◆ Directions ◆
Scan the records below for the word "JSON". Copy each line where it appears.

---------- Dataset

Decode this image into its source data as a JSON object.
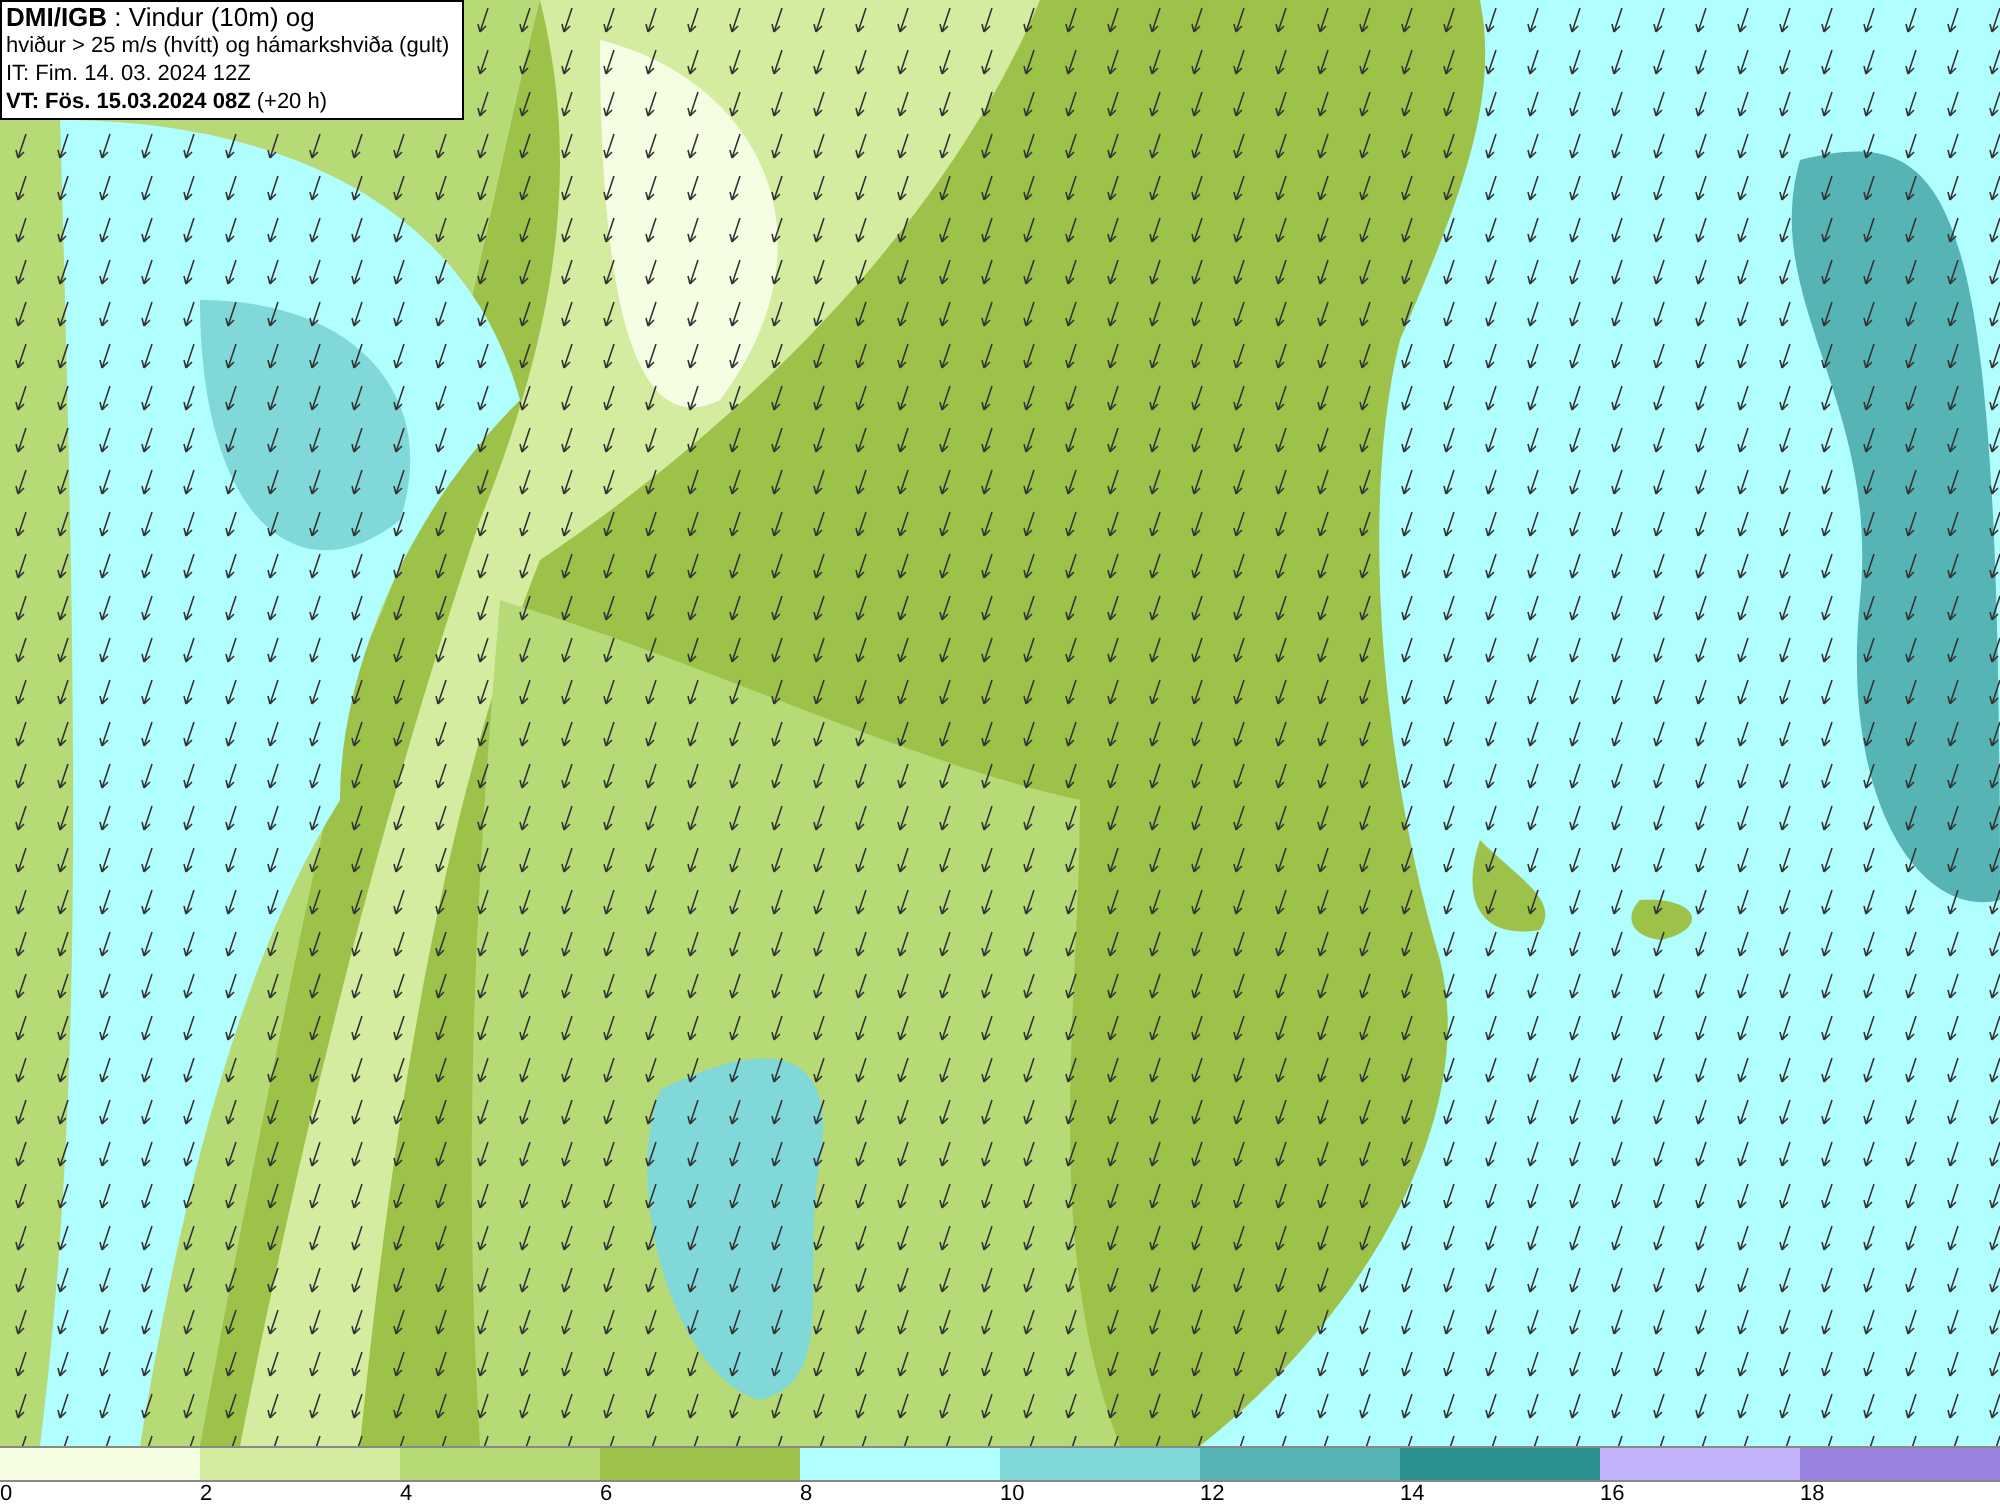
{
  "header": {
    "lines": [
      "**DMI/IGB** : Vindur (10m) og",
      "hviður > 25 m/s (hvítt) og hámarkshviða (gult)",
      "IT: Fim. 14. 03. 2024 12Z",
      "**VT: Fös. 15.03.2024 08Z** (+20 h)"
    ]
  },
  "legend": {
    "segments": [
      {
        "color": "#f5fde2"
      },
      {
        "color": "#d4eca0"
      },
      {
        "color": "#b6da76"
      },
      {
        "color": "#9cc24a"
      },
      {
        "color": "#b0fefe"
      },
      {
        "color": "#80d8d8"
      },
      {
        "color": "#56b4b4"
      },
      {
        "color": "#2a9090"
      },
      {
        "color": "#c2b2fa"
      },
      {
        "color": "#9a82e0"
      }
    ],
    "ticks": [
      "0",
      "2",
      "4",
      "6",
      "8",
      "10",
      "12",
      "14",
      "16",
      "18"
    ]
  }
}
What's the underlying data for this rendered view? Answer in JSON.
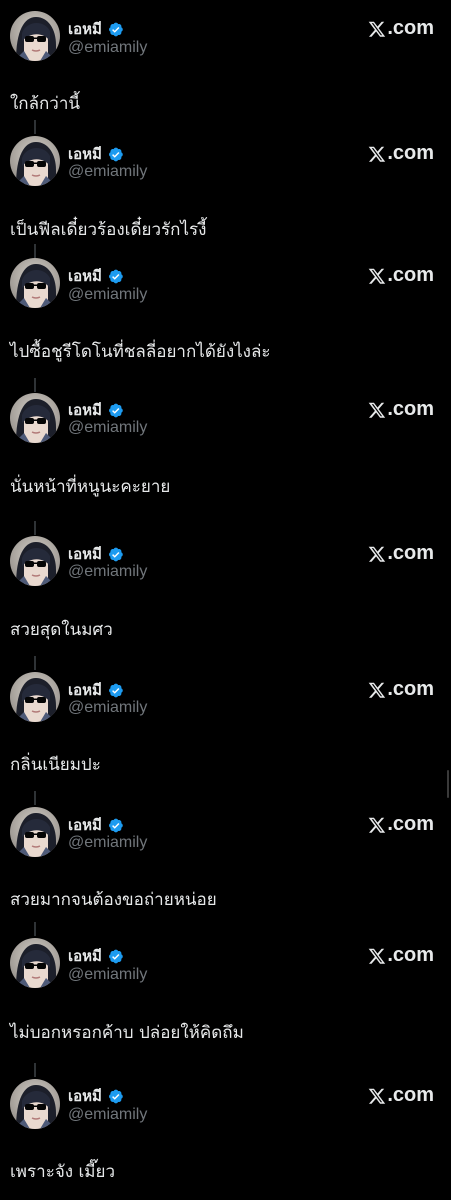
{
  "author": {
    "display_name": "เอหมี",
    "handle": "@emiamily",
    "avatar_icon": "avatar-sunglasses-portrait",
    "verified_icon": "verified-badge-icon",
    "verified_color": "#1d9bf0"
  },
  "source": {
    "icon": "x-logo-icon",
    "label": ".com"
  },
  "posts": [
    {
      "text": "ใกล้กว่านี้"
    },
    {
      "text": "เป็นฟีลเดี๋ยวร้องเดี๋ยวรักไรงี้"
    },
    {
      "text": "ไปซื้อชูรีโดโนที่ชลลี่อยากได้ยังไงล่ะ"
    },
    {
      "text": "นั่นหน้าที่หนูนะคะยาย"
    },
    {
      "text": "สวยสุดในมศว"
    },
    {
      "text": "กลิ่นเนียมปะ"
    },
    {
      "text": "สวยมากจนต้องขอถ่ายหน่อย"
    },
    {
      "text": "ไม่บอกหรอกค้าบ ปล่อยให้คิดถึม"
    },
    {
      "text": "เพราะจัง เมี๊ยว"
    }
  ]
}
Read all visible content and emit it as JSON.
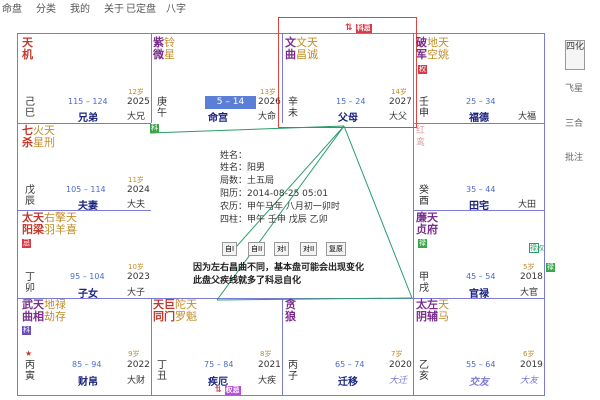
{
  "topbar": {
    "menu": [
      "命盘",
      "分类",
      "我的",
      "关于",
      "已定盘",
      "八字"
    ]
  },
  "side_buttons": [
    "四化",
    "飞星",
    "三合",
    "批注"
  ],
  "palaces": [
    {
      "id": "si",
      "stars_main": [
        "天",
        "机"
      ],
      "stars_minor": [],
      "stem": "己",
      "branch": "巳",
      "range": "115 – 124",
      "year": "2025",
      "palace": "兄弟",
      "sub": "大兄",
      "age": "12岁"
    },
    {
      "id": "wu",
      "stars_main": [
        "紫",
        "微"
      ],
      "stars_minor": [
        "铃",
        "星"
      ],
      "stem": "庚",
      "branch": "午",
      "range": "5 – 14",
      "year": "2026",
      "palace": "命宫",
      "sub": "大命",
      "age": "13岁",
      "badge": "科"
    },
    {
      "id": "wei",
      "stars_main": [
        "文",
        "曲"
      ],
      "stars_minor": [
        "文天",
        "昌诚"
      ],
      "stem": "辛",
      "branch": "未",
      "range": "15 – 24",
      "year": "2027",
      "palace": "父母",
      "sub": "大父",
      "age": "14岁",
      "top_badge": "科忌"
    },
    {
      "id": "shen",
      "stars_main": [
        "破",
        "军"
      ],
      "stars_minor": [
        "地天",
        "空姚"
      ],
      "stem": "壬",
      "branch": "申",
      "range": "25 – 34",
      "year": "",
      "palace": "福德",
      "sub": "大福",
      "age": "",
      "badge_r": "权"
    },
    {
      "id": "chen",
      "stars_main": [
        "七",
        "杀"
      ],
      "stars_minor": [
        "火天",
        "星刑"
      ],
      "stem": "戊",
      "branch": "辰",
      "range": "105 – 114",
      "year": "2024",
      "palace": "夫妻",
      "sub": "大夫",
      "age": "11岁"
    },
    {
      "id": "you",
      "stars_main": [
        "红",
        "鸾"
      ],
      "stars_minor": [],
      "stem": "癸",
      "branch": "酉",
      "range": "35 – 44",
      "year": "",
      "palace": "田宅",
      "sub": "大田",
      "age": ""
    },
    {
      "id": "mao",
      "stars_main": [
        "太天",
        "阳梁"
      ],
      "stars_minor": [
        "右擎天",
        "羽羊喜"
      ],
      "stem": "丁",
      "branch": "卯",
      "range": "95 – 104",
      "year": "2023",
      "palace": "子女",
      "sub": "大子",
      "age": "10岁",
      "badge_r": "忌"
    },
    {
      "id": "xu",
      "stars_main": [
        "廉天",
        "贞府"
      ],
      "stars_minor": [],
      "stem": "甲",
      "branch": "戌",
      "range": "45 – 54",
      "year": "2018",
      "palace": "官禄",
      "sub": "大官",
      "age": "5岁",
      "badge": "禄"
    },
    {
      "id": "yin",
      "stars_main": [
        "武天",
        "曲相"
      ],
      "stars_minor": [
        "地禄",
        "劫存"
      ],
      "stem": "丙",
      "branch": "寅",
      "range": "85 – 94",
      "year": "2022",
      "palace": "财帛",
      "sub": "大财",
      "age": "9岁",
      "badge": "科"
    },
    {
      "id": "chou",
      "stars_main": [
        "天巨",
        "同门"
      ],
      "stars_minor": [
        "陀天",
        "罗魁"
      ],
      "stem": "丁",
      "branch": "丑",
      "range": "75 – 84",
      "year": "2021",
      "palace": "疾厄",
      "sub": "大疾",
      "age": "8岁",
      "badge": "禄"
    },
    {
      "id": "zi",
      "stars_main": [
        "贪",
        "狼"
      ],
      "stars_minor": [],
      "stem": "丙",
      "branch": "子",
      "range": "65 – 74",
      "year": "2020",
      "palace": "迁移",
      "sub": "大迁",
      "age": "7岁"
    },
    {
      "id": "hai",
      "stars_main": [
        "太左",
        "阴辅"
      ],
      "stars_minor": [
        "天",
        "马"
      ],
      "stem": "乙",
      "branch": "亥",
      "range": "55 – 64",
      "year": "2019",
      "palace": "交友",
      "sub": "大友",
      "age": "6岁"
    }
  ],
  "center": {
    "label": "姓名：",
    "name": "姓名：阳男",
    "bureau": "局数：土五局",
    "solar": "阳历：2014-08-25 05:01",
    "lunar": "农历：甲午马年 八月初一卯时",
    "pillars": "四柱：甲午 壬申 戊辰 乙卯",
    "buttons": [
      "自I",
      "自II",
      "对I",
      "对II",
      "复原"
    ],
    "note_line1": "因为左右昌曲不同，基本盘可能会出现变化",
    "note_line2": "此盘父疾线就多了科忌自化"
  },
  "bottom_badges": "权忌",
  "right_badges": "禄权"
}
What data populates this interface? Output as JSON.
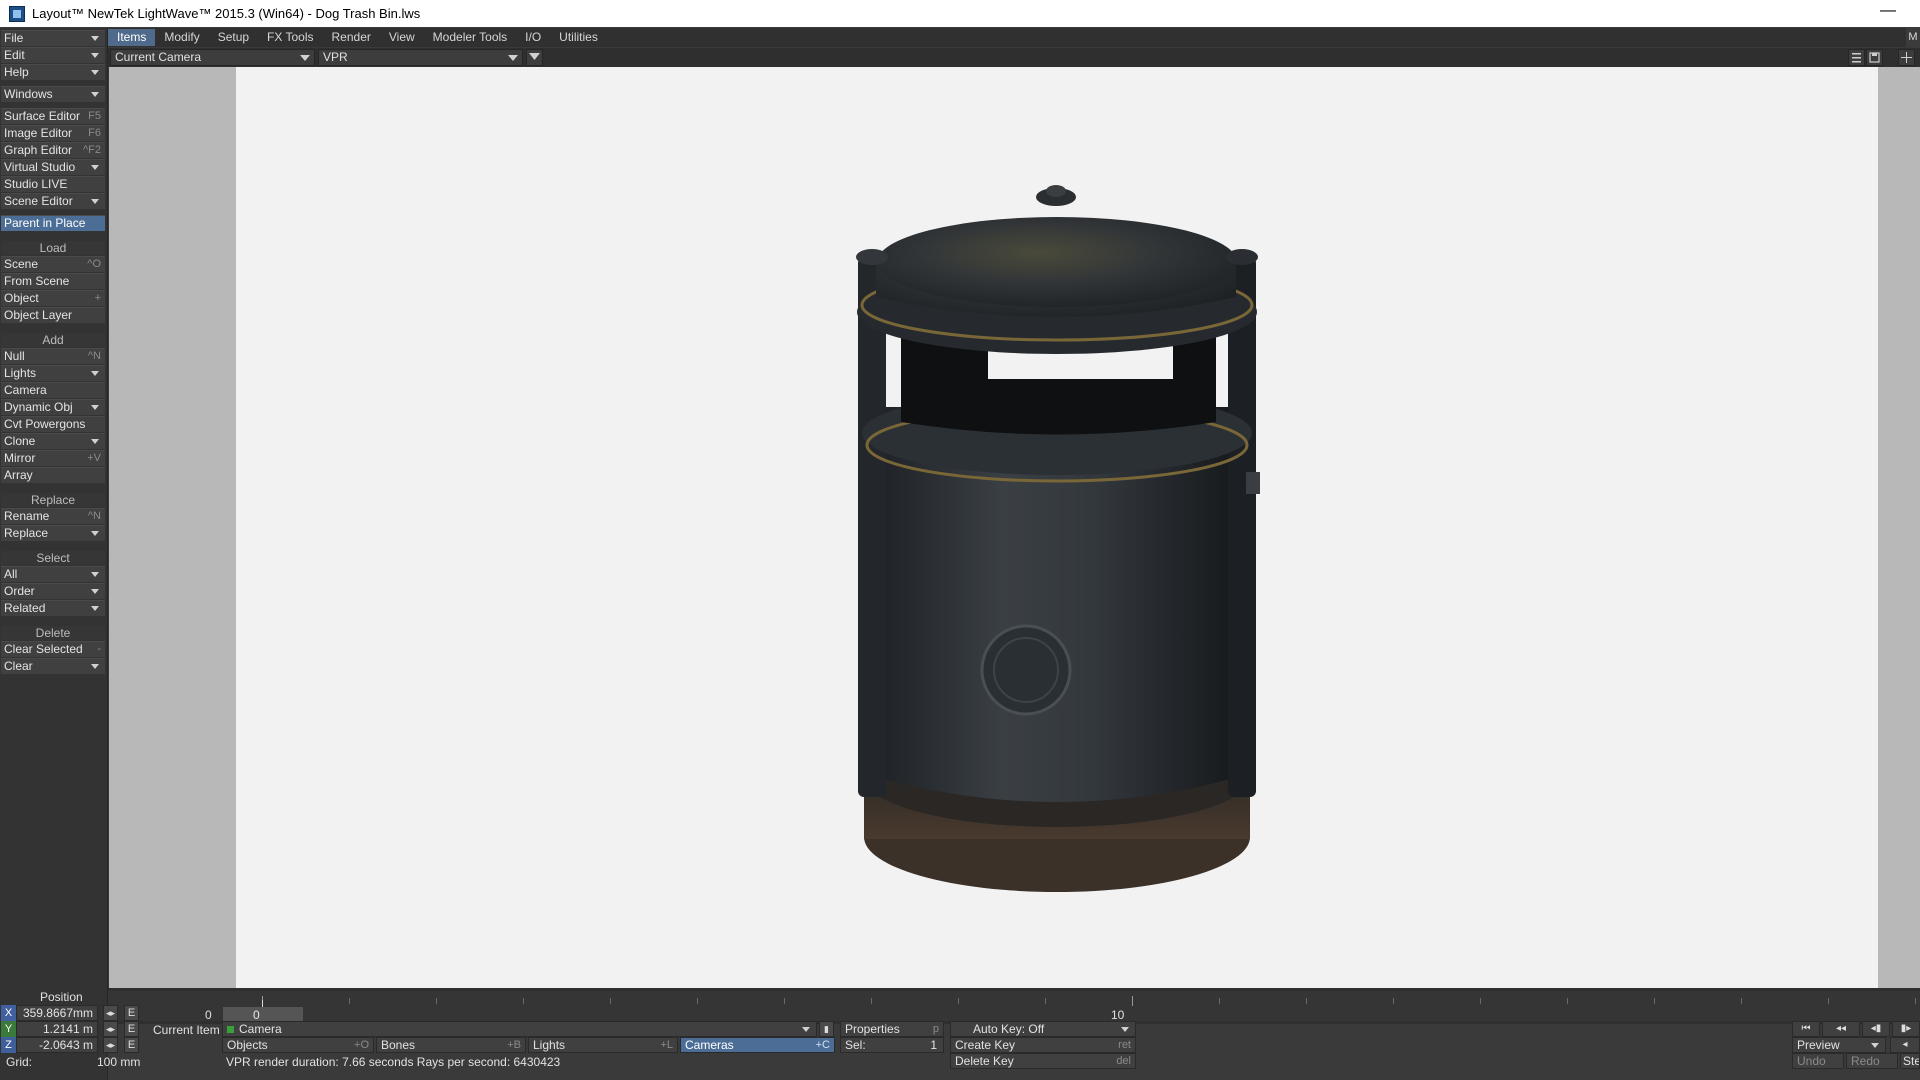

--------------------

◆ Your solution ◆
Decode this image into its source data as a JSON object.
What's the underlying data for this rendered view? Answer in JSON.
Read all visible content and emit it as JSON.
What data populates this interface? Output as JSON.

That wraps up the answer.